Red Light, Green Light Activity

For those working on concentration and moving into more imagination building – you might try this old American standard game, perfect for a cold and rainy day. Great for 3rd grade and up – adds the element of listening though I prefer Grandmother’s Footsteps which is played the same but without a verbal signal for older students 3rd Grade and up. You might ask them to play the game as a character from a book you are reading would play the game. Then ask them why they made the choices they did. This stretches them into personality traits. Great way to talk about inside and outside character traits.

Grandmother’s Footsteps Activity

Grandmother’s Footsteps Activity

Based on an old American standard game, Red Light, Green Light, and perfect for a cold and rainy day. Great for 3rd grade and up – similar to Red Light but without a verbal signal for older students. You might ask them to play the game as a character from a book you are reading would play the game. Then ask them why they made the choices they did. This stretches them into personality traits. Great way to talk about inside and outside character traits.

Body Reactions II Activity


Body Reactions II Activity

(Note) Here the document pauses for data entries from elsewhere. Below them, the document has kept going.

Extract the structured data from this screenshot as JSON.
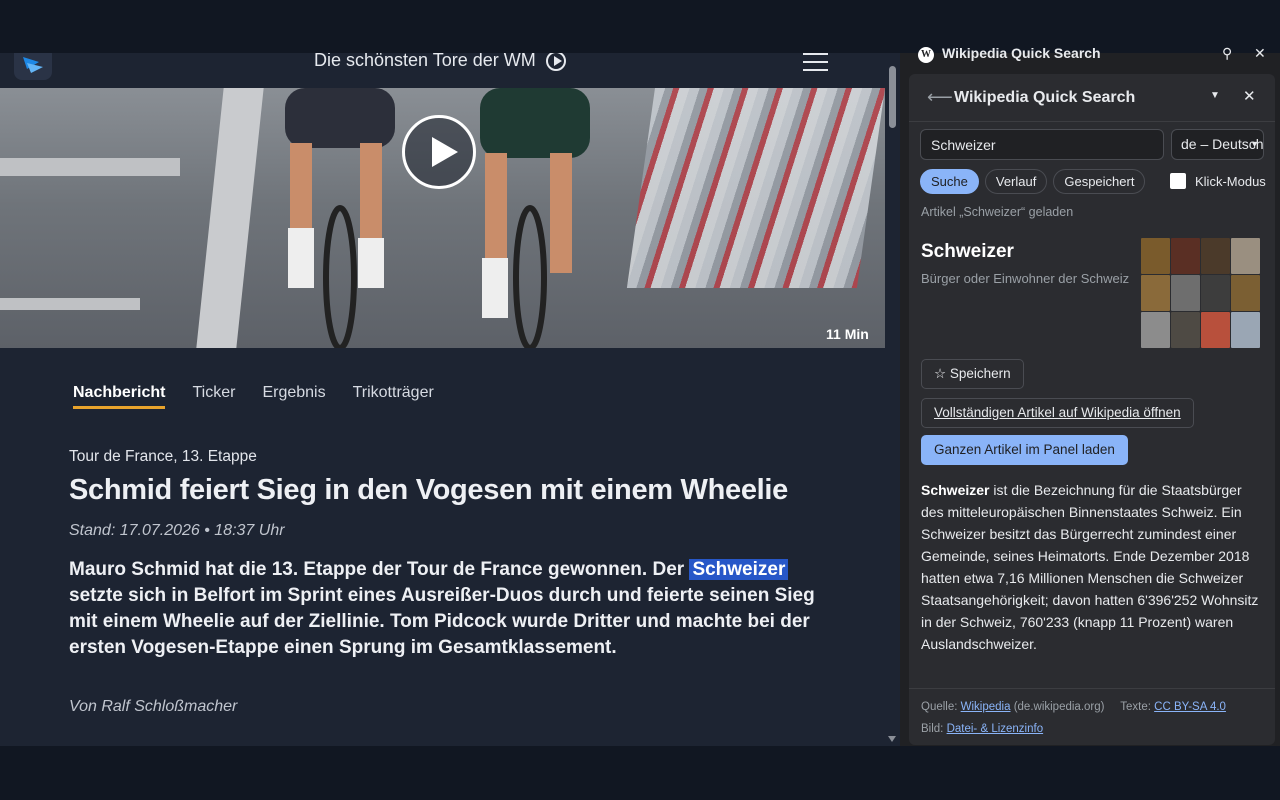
{
  "site": {
    "promo_text": "Die schönsten Tore der WM",
    "video": {
      "duration": "11 Min"
    },
    "tabs": [
      {
        "label": "Nachbericht",
        "active": true
      },
      {
        "label": "Ticker",
        "active": false
      },
      {
        "label": "Ergebnis",
        "active": false
      },
      {
        "label": "Trikotträger",
        "active": false
      }
    ],
    "kicker": "Tour de France, 13. Etappe",
    "headline": "Schmid feiert Sieg in den Vogesen mit einem Wheelie",
    "stand": "Stand: 17.07.2026 • 18:37 Uhr",
    "lead_before": "Mauro Schmid hat die 13. Etappe der Tour de France gewonnen. Der ",
    "lead_highlight": "Schweizer",
    "lead_after": " setzte sich in Belfort im Sprint eines Ausreißer-Duos durch und feierte seinen Sieg mit einem Wheelie auf der Ziellinie. Tom Pidcock wurde Dritter und machte bei der ersten Vogesen-Etappe einen Sprung im Gesamtklassement.",
    "author": "Von Ralf Schloßmacher",
    "accent_color": "#e8a32c",
    "highlight_color": "#2757c8"
  },
  "panel": {
    "window_title": "Wikipedia Quick Search",
    "window_icon_letter": "W",
    "title": "Wikipedia Quick Search",
    "search_value": "Schweizer",
    "language": "de – Deutsch",
    "chips": [
      {
        "label": "Suche",
        "active": true
      },
      {
        "label": "Verlauf",
        "active": false
      },
      {
        "label": "Gespeichert",
        "active": false
      }
    ],
    "click_mode_label": "Klick-Modus",
    "status": "Artikel „Schweizer“ geladen",
    "article_title": "Schweizer",
    "article_subtitle": "Bürger oder Einwohner der Schweiz",
    "save_button": "☆ Speichern",
    "open_button": "Vollständigen Artikel auf Wikipedia öffnen",
    "load_button": "Ganzen Artikel im Panel laden",
    "extract_bold": "Schweizer",
    "extract_rest": " ist die Bezeichnung für die Staatsbürger des mitteleuropäischen Binnenstaates Schweiz. Ein Schweizer besitzt das Bürgerrecht zumindest einer Gemeinde, seines Heimatorts. Ende Dezember 2018 hatten etwa 7,16 Millionen Menschen die Schweizer Staatsangehörigkeit; davon hatten 6'396'252 Wohnsitz in der Schweiz, 760'233 (knapp 11 Prozent) waren Auslandschweizer.",
    "footer": {
      "source_label": "Quelle:",
      "source_link": "Wikipedia",
      "source_domain": "(de.wikipedia.org)",
      "text_label": "Texte:",
      "license_link": "CC BY-SA 4.0",
      "image_label": "Bild:",
      "image_link": "Datei- & Lizenzinfo"
    },
    "accent_color": "#8ab4f8"
  }
}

If your students are ready or excited to move into more story building – ease them in with this activity called Body Reactions II which is a follow-up to Level I. Building on the first one, this activity introduces everyday objects (suggestions included) and has students moving and pantomiming with no voice. Use key moments from stories, social studies, or doing science experiments in different fields.